Data about app and page elements:
· · ·

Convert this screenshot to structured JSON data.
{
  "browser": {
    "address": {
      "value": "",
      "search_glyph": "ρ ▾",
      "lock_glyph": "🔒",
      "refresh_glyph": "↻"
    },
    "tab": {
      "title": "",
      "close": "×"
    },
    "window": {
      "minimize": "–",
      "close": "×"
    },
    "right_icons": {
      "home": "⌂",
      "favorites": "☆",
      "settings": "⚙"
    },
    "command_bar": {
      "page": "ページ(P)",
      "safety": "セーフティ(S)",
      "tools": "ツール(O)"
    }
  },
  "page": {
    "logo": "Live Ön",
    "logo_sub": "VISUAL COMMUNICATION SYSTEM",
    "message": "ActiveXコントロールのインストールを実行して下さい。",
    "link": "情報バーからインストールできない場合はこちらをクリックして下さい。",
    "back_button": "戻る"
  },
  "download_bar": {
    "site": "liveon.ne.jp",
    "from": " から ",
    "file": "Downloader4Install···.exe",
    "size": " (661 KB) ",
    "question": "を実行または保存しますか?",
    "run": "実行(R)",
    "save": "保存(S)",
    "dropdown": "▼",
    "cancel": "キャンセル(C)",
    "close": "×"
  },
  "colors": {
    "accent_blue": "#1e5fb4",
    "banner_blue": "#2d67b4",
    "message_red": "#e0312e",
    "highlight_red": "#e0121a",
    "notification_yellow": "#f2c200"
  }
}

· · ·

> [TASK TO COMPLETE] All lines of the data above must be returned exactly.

> [RESULT OF THE TASK]
Convert this screenshot to structured JSON data.
{
  "browser": {
    "address": {
      "value": "",
      "search_glyph": "ρ ▾",
      "lock_glyph": "🔒",
      "refresh_glyph": "↻"
    },
    "tab": {
      "title": "",
      "close": "×"
    },
    "window": {
      "minimize": "–",
      "close": "×"
    },
    "right_icons": {
      "home": "⌂",
      "favorites": "☆",
      "settings": "⚙"
    },
    "command_bar": {
      "page": "ページ(P)",
      "safety": "セーフティ(S)",
      "tools": "ツール(O)"
    }
  },
  "page": {
    "logo": "Live Ön",
    "logo_sub": "VISUAL COMMUNICATION SYSTEM",
    "message": "ActiveXコントロールのインストールを実行して下さい。",
    "link": "情報バーからインストールできない場合はこちらをクリックして下さい。",
    "back_button": "戻る"
  },
  "download_bar": {
    "site": "liveon.ne.jp",
    "from": " から ",
    "file": "Downloader4Install···.exe",
    "size": " (661 KB) ",
    "question": "を実行または保存しますか?",
    "run": "実行(R)",
    "save": "保存(S)",
    "dropdown": "▼",
    "cancel": "キャンセル(C)",
    "close": "×"
  },
  "colors": {
    "accent_blue": "#1e5fb4",
    "banner_blue": "#2d67b4",
    "message_red": "#e0312e",
    "highlight_red": "#e0121a",
    "notification_yellow": "#f2c200"
  }
}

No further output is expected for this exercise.